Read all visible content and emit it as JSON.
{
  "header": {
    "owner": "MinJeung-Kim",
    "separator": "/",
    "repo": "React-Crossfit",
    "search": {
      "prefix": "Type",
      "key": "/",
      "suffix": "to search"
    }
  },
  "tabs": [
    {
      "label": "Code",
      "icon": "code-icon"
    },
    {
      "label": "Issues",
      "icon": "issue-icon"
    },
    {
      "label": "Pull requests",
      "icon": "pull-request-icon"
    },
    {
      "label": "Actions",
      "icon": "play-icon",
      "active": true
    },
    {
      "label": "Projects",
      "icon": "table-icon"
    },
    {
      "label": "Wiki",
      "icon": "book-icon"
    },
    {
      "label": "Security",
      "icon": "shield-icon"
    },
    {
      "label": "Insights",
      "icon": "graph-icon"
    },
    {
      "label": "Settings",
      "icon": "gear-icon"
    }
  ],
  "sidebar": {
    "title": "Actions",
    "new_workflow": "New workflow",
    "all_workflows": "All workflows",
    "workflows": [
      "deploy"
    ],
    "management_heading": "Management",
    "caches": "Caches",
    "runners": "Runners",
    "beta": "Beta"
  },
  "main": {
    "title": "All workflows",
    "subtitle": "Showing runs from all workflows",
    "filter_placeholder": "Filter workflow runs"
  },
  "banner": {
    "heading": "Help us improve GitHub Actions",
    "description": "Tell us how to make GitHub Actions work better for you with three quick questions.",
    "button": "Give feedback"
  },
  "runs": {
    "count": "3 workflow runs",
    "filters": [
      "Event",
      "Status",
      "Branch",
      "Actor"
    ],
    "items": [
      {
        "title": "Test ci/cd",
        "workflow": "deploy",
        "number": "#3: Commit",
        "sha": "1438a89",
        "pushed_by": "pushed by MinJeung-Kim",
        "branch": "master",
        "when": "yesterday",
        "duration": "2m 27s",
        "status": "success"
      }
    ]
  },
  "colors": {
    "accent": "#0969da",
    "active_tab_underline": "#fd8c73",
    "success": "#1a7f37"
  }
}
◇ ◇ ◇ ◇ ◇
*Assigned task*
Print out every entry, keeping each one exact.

*Response to this exercise*
Read all visible content and emit it as JSON.
{
  "header": {
    "owner": "MinJeung-Kim",
    "separator": "/",
    "repo": "React-Crossfit",
    "search": {
      "prefix": "Type",
      "key": "/",
      "suffix": "to search"
    }
  },
  "tabs": [
    {
      "label": "Code",
      "icon": "code-icon"
    },
    {
      "label": "Issues",
      "icon": "issue-icon"
    },
    {
      "label": "Pull requests",
      "icon": "pull-request-icon"
    },
    {
      "label": "Actions",
      "icon": "play-icon",
      "active": true
    },
    {
      "label": "Projects",
      "icon": "table-icon"
    },
    {
      "label": "Wiki",
      "icon": "book-icon"
    },
    {
      "label": "Security",
      "icon": "shield-icon"
    },
    {
      "label": "Insights",
      "icon": "graph-icon"
    },
    {
      "label": "Settings",
      "icon": "gear-icon"
    }
  ],
  "sidebar": {
    "title": "Actions",
    "new_workflow": "New workflow",
    "all_workflows": "All workflows",
    "workflows": [
      "deploy"
    ],
    "management_heading": "Management",
    "caches": "Caches",
    "runners": "Runners",
    "beta": "Beta"
  },
  "main": {
    "title": "All workflows",
    "subtitle": "Showing runs from all workflows",
    "filter_placeholder": "Filter workflow runs"
  },
  "banner": {
    "heading": "Help us improve GitHub Actions",
    "description": "Tell us how to make GitHub Actions work better for you with three quick questions.",
    "button": "Give feedback"
  },
  "runs": {
    "count": "3 workflow runs",
    "filters": [
      "Event",
      "Status",
      "Branch",
      "Actor"
    ],
    "items": [
      {
        "title": "Test ci/cd",
        "workflow": "deploy",
        "number": "#3: Commit",
        "sha": "1438a89",
        "pushed_by": "pushed by MinJeung-Kim",
        "branch": "master",
        "when": "yesterday",
        "duration": "2m 27s",
        "status": "success"
      }
    ]
  },
  "colors": {
    "accent": "#0969da",
    "active_tab_underline": "#fd8c73",
    "success": "#1a7f37"
  }
}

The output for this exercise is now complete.